● **How to complete this task**: The answer must consist of every line below that contains the word "слой".

Entries from a dataset of interfaces

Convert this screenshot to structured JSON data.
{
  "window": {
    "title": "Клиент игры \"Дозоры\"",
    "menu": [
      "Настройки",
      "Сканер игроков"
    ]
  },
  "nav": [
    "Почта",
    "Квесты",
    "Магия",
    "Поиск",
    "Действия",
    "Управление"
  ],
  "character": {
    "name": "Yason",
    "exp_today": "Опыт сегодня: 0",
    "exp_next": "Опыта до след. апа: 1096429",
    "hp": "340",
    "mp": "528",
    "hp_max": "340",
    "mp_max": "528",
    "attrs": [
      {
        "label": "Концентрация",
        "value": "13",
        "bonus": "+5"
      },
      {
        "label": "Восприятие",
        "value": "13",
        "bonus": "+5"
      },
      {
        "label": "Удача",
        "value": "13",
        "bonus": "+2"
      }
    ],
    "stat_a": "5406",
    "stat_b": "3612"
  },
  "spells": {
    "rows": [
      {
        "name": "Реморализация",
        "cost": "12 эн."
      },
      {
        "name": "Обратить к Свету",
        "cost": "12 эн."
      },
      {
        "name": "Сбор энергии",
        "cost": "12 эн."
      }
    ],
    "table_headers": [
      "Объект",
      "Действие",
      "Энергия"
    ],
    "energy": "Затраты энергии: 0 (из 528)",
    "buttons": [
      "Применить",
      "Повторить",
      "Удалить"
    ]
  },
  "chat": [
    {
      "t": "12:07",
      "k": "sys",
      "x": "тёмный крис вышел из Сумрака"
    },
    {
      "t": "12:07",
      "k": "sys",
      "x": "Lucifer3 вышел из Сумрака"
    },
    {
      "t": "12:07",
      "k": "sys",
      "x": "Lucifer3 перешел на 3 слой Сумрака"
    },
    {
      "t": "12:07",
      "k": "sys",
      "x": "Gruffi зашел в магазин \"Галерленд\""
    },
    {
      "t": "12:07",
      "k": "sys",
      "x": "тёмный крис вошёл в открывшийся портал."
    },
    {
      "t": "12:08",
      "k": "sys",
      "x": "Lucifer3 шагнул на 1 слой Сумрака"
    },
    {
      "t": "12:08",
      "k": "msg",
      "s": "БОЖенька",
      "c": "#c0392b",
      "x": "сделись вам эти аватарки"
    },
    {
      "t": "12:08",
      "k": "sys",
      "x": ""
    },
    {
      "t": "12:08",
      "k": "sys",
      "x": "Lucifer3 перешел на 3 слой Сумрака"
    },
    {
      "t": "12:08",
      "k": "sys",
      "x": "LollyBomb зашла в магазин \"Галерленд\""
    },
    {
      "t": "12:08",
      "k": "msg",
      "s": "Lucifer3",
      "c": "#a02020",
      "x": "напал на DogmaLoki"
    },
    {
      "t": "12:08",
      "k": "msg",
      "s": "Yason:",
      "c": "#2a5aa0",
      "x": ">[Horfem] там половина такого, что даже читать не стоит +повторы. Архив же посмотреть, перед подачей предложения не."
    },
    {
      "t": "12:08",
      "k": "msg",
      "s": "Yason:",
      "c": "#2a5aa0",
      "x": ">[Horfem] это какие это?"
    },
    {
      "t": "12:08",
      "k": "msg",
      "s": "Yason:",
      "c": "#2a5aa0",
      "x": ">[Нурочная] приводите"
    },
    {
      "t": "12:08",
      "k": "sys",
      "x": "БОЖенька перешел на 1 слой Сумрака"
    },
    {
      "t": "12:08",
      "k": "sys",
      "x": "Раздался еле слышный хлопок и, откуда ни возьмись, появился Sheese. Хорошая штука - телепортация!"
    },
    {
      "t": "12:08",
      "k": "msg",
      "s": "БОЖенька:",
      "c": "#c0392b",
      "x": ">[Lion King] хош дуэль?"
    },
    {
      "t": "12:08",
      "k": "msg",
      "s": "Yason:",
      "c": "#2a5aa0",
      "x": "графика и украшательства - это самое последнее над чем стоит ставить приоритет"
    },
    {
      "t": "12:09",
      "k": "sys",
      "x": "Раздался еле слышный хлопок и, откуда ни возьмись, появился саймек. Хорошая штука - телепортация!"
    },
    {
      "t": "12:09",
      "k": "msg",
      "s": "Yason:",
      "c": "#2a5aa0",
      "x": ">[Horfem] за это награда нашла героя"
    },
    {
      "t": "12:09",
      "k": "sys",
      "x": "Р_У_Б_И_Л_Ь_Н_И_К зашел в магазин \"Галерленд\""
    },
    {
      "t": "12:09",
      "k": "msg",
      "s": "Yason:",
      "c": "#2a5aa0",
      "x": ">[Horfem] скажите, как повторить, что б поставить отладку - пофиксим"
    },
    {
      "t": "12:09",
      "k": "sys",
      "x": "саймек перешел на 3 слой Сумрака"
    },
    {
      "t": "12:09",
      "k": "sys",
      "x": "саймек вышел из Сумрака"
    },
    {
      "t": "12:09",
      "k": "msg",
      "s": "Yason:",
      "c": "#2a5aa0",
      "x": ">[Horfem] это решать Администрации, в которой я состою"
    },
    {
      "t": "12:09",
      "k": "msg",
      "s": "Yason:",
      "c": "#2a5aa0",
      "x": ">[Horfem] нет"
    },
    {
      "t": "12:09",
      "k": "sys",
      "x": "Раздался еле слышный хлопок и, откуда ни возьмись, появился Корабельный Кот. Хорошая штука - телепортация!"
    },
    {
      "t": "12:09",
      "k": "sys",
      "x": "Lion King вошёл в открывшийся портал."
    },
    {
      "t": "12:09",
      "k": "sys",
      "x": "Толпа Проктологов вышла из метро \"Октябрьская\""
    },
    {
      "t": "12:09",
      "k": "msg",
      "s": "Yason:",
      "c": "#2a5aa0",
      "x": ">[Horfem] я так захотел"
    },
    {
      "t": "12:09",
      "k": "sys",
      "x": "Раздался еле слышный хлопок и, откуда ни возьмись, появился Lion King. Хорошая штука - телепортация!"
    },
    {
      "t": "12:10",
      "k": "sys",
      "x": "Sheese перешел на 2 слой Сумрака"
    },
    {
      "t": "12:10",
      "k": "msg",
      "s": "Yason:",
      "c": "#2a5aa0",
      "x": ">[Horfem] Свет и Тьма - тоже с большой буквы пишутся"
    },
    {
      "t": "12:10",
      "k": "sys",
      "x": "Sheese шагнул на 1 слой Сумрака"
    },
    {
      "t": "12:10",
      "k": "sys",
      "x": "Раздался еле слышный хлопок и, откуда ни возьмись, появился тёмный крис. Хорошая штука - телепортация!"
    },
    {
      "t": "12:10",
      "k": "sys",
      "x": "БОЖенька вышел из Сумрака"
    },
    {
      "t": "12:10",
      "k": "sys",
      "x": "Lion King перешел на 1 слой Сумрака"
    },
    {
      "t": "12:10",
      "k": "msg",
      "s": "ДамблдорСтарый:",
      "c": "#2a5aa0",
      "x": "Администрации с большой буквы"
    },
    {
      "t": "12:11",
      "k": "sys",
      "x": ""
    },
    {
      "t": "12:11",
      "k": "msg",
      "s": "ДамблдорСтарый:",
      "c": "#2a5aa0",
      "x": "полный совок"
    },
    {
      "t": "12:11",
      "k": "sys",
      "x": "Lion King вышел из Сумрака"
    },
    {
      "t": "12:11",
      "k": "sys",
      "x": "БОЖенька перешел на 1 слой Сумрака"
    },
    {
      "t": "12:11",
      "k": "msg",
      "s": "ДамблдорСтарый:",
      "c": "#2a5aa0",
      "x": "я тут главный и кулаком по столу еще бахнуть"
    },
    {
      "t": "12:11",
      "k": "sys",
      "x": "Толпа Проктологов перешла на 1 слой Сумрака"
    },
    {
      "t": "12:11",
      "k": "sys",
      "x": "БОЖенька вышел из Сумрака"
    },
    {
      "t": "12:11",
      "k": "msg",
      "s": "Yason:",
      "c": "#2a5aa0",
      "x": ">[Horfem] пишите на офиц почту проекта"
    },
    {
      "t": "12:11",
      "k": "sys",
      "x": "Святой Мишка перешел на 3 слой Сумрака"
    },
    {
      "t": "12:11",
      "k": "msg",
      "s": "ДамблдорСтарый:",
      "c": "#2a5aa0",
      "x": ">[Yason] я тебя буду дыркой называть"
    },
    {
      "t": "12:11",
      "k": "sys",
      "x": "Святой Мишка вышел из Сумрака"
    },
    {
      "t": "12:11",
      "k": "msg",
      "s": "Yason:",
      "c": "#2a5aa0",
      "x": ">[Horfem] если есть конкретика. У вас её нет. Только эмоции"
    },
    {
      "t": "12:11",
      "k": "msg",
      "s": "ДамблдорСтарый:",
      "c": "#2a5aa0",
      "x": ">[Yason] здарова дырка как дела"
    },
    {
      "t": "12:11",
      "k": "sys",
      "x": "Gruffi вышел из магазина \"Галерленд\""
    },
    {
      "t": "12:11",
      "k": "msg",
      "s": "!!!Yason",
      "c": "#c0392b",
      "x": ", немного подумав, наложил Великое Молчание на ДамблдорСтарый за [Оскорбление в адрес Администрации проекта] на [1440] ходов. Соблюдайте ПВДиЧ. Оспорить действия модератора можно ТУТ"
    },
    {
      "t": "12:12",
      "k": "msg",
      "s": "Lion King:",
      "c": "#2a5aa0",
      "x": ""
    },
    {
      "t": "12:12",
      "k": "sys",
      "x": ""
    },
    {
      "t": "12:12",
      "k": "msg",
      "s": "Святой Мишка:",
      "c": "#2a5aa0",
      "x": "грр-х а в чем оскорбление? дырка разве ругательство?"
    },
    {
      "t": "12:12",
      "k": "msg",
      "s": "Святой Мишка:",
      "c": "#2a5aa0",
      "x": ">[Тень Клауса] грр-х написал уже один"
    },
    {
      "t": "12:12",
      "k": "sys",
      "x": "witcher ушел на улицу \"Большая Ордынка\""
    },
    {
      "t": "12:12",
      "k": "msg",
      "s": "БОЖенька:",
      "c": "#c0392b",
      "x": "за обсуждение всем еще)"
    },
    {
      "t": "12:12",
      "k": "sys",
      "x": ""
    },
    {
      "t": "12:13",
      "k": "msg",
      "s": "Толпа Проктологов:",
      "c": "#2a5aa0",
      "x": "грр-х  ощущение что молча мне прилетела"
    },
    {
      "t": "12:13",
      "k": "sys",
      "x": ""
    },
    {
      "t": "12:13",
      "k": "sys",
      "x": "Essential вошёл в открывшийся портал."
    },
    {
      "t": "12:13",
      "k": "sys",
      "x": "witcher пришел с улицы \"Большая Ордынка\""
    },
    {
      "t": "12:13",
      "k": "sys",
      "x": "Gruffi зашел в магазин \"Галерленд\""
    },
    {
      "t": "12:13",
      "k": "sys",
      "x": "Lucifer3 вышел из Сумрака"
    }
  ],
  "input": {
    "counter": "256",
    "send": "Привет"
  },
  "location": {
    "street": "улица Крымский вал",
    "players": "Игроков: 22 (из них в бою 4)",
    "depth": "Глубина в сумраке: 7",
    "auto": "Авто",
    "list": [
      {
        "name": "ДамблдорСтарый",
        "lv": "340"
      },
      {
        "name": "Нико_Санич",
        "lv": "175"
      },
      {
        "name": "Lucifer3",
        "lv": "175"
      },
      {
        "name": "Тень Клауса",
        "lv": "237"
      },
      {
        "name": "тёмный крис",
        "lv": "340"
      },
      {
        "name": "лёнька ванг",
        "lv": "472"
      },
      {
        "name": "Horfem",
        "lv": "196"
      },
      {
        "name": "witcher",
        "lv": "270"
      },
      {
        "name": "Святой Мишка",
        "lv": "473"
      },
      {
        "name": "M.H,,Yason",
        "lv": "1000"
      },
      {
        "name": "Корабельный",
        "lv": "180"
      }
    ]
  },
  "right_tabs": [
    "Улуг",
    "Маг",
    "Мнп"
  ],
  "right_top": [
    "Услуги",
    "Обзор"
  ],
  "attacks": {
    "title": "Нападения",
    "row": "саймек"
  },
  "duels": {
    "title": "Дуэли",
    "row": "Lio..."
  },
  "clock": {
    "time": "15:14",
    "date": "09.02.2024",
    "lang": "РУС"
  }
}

● **Answer space**:
      "x": "Lucifer3 перешел на 3 слой Сумрака"
      "x": "Lucifer3 шагнул на 1 слой Сумрака"
      "x": "Lucifer3 перешел на 3 слой Сумрака"
      "x": "БОЖенька перешел на 1 слой Сумрака"
      "x": "саймек перешел на 3 слой Сумрака"
      "x": "Sheese перешел на 2 слой Сумрака"
      "x": "Sheese шагнул на 1 слой Сумрака"
      "x": "Lion King перешел на 1 слой Сумрака"
      "x": "БОЖенька перешел на 1 слой Сумрака"
      "x": "Толпа Проктологов перешла на 1 слой Сумрака"
      "x": "Святой Мишка перешел на 3 слой Сумрака"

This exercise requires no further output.